**** GIVEN INFORMATION
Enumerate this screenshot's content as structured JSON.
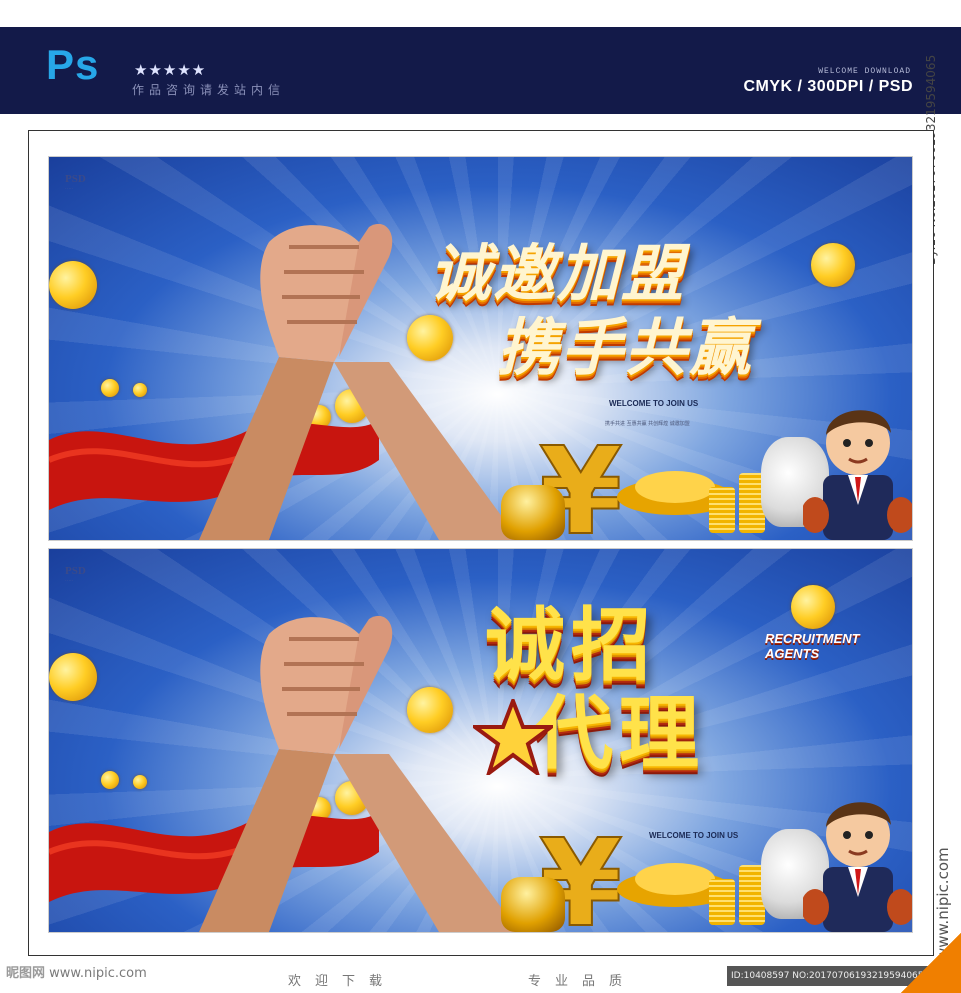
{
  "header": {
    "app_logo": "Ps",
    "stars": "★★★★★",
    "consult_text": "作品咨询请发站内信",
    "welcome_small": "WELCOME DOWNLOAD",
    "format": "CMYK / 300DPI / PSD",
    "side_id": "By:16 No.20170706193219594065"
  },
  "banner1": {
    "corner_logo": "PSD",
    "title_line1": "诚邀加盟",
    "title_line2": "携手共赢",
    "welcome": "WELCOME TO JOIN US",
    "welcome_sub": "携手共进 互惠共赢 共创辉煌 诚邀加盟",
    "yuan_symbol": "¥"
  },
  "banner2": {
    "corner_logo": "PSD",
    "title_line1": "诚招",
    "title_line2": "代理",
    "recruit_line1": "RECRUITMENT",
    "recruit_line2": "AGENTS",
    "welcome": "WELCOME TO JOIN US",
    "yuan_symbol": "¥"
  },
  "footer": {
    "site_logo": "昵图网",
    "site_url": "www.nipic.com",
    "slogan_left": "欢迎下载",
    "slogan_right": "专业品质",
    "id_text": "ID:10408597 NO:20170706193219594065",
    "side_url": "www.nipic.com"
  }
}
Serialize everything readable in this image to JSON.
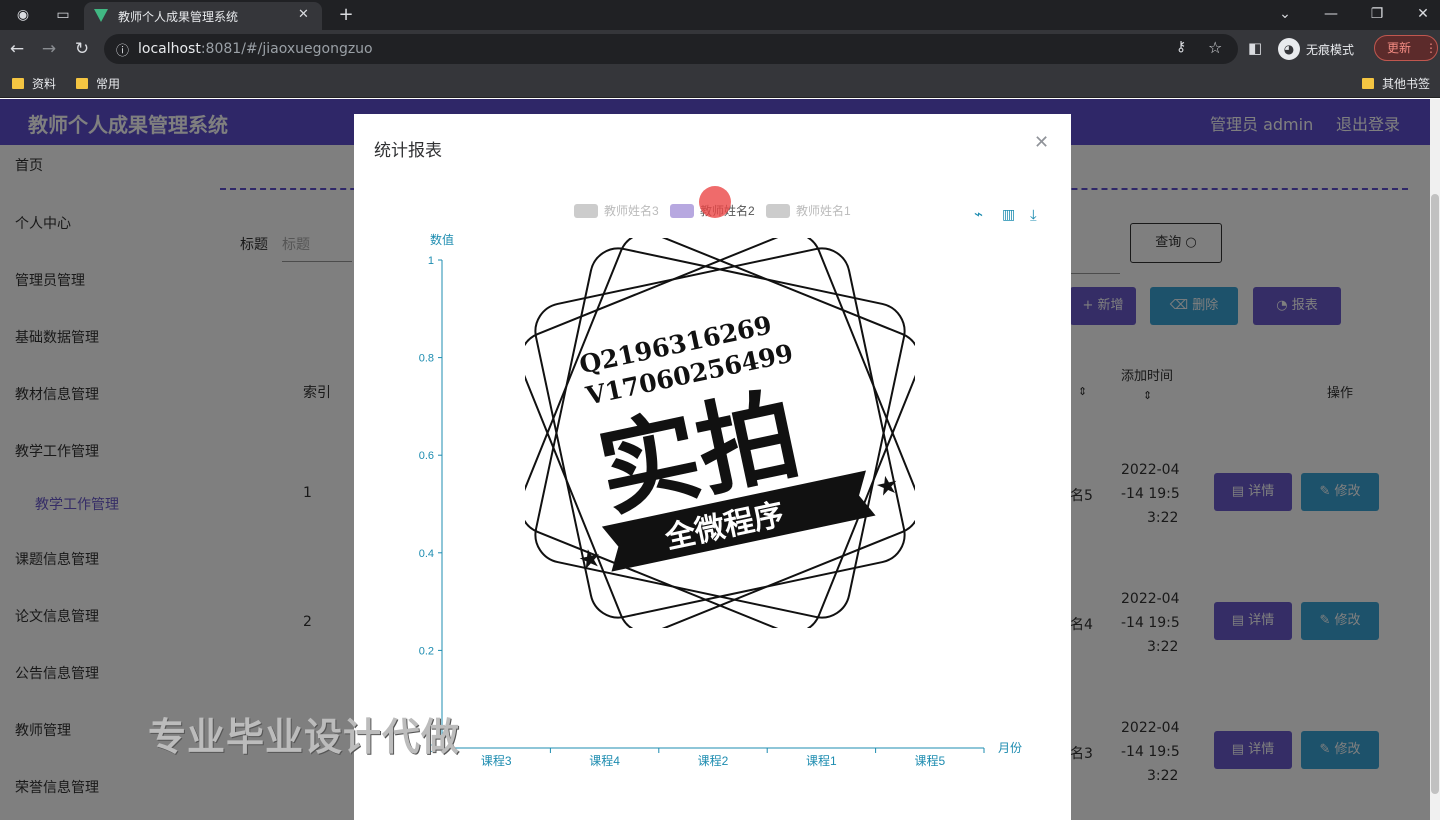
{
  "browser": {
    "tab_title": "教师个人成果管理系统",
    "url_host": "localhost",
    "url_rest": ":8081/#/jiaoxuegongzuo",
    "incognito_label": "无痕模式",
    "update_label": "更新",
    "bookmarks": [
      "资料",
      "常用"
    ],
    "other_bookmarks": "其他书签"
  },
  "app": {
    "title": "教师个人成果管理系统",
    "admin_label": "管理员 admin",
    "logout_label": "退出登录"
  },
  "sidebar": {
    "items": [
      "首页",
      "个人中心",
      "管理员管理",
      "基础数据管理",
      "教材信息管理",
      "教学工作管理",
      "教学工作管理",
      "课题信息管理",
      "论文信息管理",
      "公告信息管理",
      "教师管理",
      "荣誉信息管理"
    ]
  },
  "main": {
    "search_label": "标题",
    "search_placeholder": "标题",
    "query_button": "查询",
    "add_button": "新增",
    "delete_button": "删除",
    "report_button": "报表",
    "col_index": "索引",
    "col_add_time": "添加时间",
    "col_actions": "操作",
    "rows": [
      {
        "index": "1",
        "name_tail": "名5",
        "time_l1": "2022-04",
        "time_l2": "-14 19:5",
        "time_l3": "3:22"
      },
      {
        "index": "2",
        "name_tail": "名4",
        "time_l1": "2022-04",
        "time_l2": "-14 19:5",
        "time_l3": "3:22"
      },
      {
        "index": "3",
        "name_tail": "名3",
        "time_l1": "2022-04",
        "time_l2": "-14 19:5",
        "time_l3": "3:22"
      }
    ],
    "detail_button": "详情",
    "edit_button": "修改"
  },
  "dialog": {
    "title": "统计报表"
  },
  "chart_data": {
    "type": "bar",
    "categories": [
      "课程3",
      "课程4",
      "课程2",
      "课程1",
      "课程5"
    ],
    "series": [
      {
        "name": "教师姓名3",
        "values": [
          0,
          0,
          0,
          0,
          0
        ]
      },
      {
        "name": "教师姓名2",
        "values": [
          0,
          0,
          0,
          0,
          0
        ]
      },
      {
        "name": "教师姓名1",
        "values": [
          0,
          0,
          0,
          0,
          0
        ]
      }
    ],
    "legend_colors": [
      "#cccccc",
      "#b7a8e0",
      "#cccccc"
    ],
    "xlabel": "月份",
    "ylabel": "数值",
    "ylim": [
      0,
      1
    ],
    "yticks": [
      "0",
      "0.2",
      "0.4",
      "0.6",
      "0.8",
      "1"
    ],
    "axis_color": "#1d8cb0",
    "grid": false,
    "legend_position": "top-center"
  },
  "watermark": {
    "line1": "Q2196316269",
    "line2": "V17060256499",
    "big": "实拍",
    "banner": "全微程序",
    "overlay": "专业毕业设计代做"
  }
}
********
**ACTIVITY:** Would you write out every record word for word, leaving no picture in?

**SOLUTION FOR THIS PROBLEM:**
Enumerate this screenshot's content as structured JSON.
{
  "header": {
    "app_logo": "Ps",
    "stars": "★★★★★",
    "consult_text": "作品咨询请发站内信",
    "welcome_small": "WELCOME DOWNLOAD",
    "format": "CMYK / 300DPI / PSD",
    "side_id": "By:16 No.20170706193219594065"
  },
  "banner1": {
    "corner_logo": "PSD",
    "title_line1": "诚邀加盟",
    "title_line2": "携手共赢",
    "welcome": "WELCOME TO JOIN US",
    "welcome_sub": "携手共进 互惠共赢 共创辉煌 诚邀加盟",
    "yuan_symbol": "¥"
  },
  "banner2": {
    "corner_logo": "PSD",
    "title_line1": "诚招",
    "title_line2": "代理",
    "recruit_line1": "RECRUITMENT",
    "recruit_line2": "AGENTS",
    "welcome": "WELCOME TO JOIN US",
    "yuan_symbol": "¥"
  },
  "footer": {
    "site_logo": "昵图网",
    "site_url": "www.nipic.com",
    "slogan_left": "欢迎下载",
    "slogan_right": "专业品质",
    "id_text": "ID:10408597 NO:20170706193219594065",
    "side_url": "www.nipic.com"
  }
}
Serialize everything readable in this image to JSON.
{
  "browser": {
    "tab_title": "教师个人成果管理系统",
    "url_host": "localhost",
    "url_rest": ":8081/#/jiaoxuegongzuo",
    "incognito_label": "无痕模式",
    "update_label": "更新",
    "bookmarks": [
      "资料",
      "常用"
    ],
    "other_bookmarks": "其他书签"
  },
  "app": {
    "title": "教师个人成果管理系统",
    "admin_label": "管理员 admin",
    "logout_label": "退出登录"
  },
  "sidebar": {
    "items": [
      "首页",
      "个人中心",
      "管理员管理",
      "基础数据管理",
      "教材信息管理",
      "教学工作管理",
      "教学工作管理",
      "课题信息管理",
      "论文信息管理",
      "公告信息管理",
      "教师管理",
      "荣誉信息管理"
    ]
  },
  "main": {
    "search_label": "标题",
    "search_placeholder": "标题",
    "query_button": "查询",
    "add_button": "新增",
    "delete_button": "删除",
    "report_button": "报表",
    "col_index": "索引",
    "col_add_time": "添加时间",
    "col_actions": "操作",
    "rows": [
      {
        "index": "1",
        "name_tail": "名5",
        "time_l1": "2022-04",
        "time_l2": "-14 19:5",
        "time_l3": "3:22"
      },
      {
        "index": "2",
        "name_tail": "名4",
        "time_l1": "2022-04",
        "time_l2": "-14 19:5",
        "time_l3": "3:22"
      },
      {
        "index": "3",
        "name_tail": "名3",
        "time_l1": "2022-04",
        "time_l2": "-14 19:5",
        "time_l3": "3:22"
      }
    ],
    "detail_button": "详情",
    "edit_button": "修改"
  },
  "dialog": {
    "title": "统计报表"
  },
  "chart_data": {
    "type": "bar",
    "categories": [
      "课程3",
      "课程4",
      "课程2",
      "课程1",
      "课程5"
    ],
    "series": [
      {
        "name": "教师姓名3",
        "values": [
          0,
          0,
          0,
          0,
          0
        ]
      },
      {
        "name": "教师姓名2",
        "values": [
          0,
          0,
          0,
          0,
          0
        ]
      },
      {
        "name": "教师姓名1",
        "values": [
          0,
          0,
          0,
          0,
          0
        ]
      }
    ],
    "legend_colors": [
      "#cccccc",
      "#b7a8e0",
      "#cccccc"
    ],
    "xlabel": "月份",
    "ylabel": "数值",
    "ylim": [
      0,
      1
    ],
    "yticks": [
      "0",
      "0.2",
      "0.4",
      "0.6",
      "0.8",
      "1"
    ],
    "axis_color": "#1d8cb0",
    "grid": false,
    "legend_position": "top-center"
  },
  "watermark": {
    "line1": "Q2196316269",
    "line2": "V17060256499",
    "big": "实拍",
    "banner": "全微程序",
    "overlay": "专业毕业设计代做"
  }
}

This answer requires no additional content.